From the dockyard great fanfare erupted over the PA system and fireworks streamed from Asterix‘s rail to the thunderous cheers and applause of the thousands of onlookers.
The employees of Chantier Davie, tested the christening rig with three bottles of Sparkling Wine, to ensure that the bottle broke on the first strike. Knowing a few superstitious people may be in the crowd.
MV Asterix will be leased to the RCN on completion, ownership of the ship will remain with Federal Fleet. At the end of the ten year lease there is an option for the Federal Government to purchase the ship. Only then would Asterix receive the Her Majesty’s Canadian Ship (HMCS) designation.
With the official ceremonies complete, many in the large crowd discussed the incredible work the employees of Chantier Davie have accomplished in converting this ship from a container ship to an advanced AOR capable of supporting RCN operations around the globe.
Personally I was awestruck at seeing Asterix on this historic day. The first I saw her was on 20 October 2015, shortly after the ship arrived at the shipyard.

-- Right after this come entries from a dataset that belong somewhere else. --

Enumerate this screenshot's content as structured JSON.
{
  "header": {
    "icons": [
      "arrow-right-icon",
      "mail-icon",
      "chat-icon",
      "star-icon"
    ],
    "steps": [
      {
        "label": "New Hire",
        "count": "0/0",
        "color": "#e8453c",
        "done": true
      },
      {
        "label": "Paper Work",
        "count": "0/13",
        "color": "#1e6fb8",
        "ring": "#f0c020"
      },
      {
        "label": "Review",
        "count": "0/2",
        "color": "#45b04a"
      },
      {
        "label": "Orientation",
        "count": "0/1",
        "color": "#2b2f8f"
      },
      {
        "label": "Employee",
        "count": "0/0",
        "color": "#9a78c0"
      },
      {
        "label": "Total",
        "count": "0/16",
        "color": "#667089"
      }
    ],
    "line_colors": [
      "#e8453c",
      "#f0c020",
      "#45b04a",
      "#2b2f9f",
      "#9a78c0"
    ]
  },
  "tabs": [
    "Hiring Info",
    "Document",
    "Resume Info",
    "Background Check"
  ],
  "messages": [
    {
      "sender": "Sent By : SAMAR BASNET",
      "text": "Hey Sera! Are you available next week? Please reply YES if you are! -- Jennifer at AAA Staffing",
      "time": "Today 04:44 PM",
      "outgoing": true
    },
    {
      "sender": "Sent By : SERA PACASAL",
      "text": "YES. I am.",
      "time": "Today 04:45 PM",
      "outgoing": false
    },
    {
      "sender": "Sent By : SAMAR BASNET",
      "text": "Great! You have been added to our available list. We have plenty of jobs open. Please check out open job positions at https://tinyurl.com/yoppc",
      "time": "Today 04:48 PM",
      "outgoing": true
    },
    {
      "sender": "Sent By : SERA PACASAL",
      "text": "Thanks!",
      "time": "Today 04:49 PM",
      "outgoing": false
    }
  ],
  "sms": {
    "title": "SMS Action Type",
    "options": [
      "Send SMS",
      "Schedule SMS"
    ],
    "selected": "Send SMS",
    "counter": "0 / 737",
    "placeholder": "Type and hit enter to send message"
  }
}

The transformation of the ship in remarkable.
Tours of the ship were conducted by the future crew of Asterix and provided a glimpse into the innovations that will enable the RCN to meet and exceed its operations. The ship tour will be a focus of another blog, to follow.
With the crowd dissipated, a reception was held in the evening at the prestigious Chateau Frontenac in Old Quebec City. All the guests enjoyed the fellowship in celebrating with Chantier Davie and Federal Fleet accomplishments in Asterix‘s building.
I have been following this project since it was first proposed in early 2015. Project Resolve has moved steadily forward with a simple goal in mind, to provide Canada’s Navy with a capable AOR. There have been issues along the way, but no matter what, the goal of all concerned, has remained in place. Completion of this project is expected to be in November of this year.
Project Resolve is providing jobs not only in the shipyard, but also for Canadians across the country, providing the systems and material for this ship.
It takes an army to keep a shipyard in operation, but it takes a strong, dedicated, cohesive team to build a ship! BRAVO ZULU to all from welders, pipe fitters, crew members and executives.
As an author of Canada’s Naval History, I was truly honoured to be invited to attend this historic event. Thank you Chantier Davie and Federal Fleet for giving me the opportunity to witness Canadian History!
Related post: MV Asterix -Why Not HMCS ASTERIX?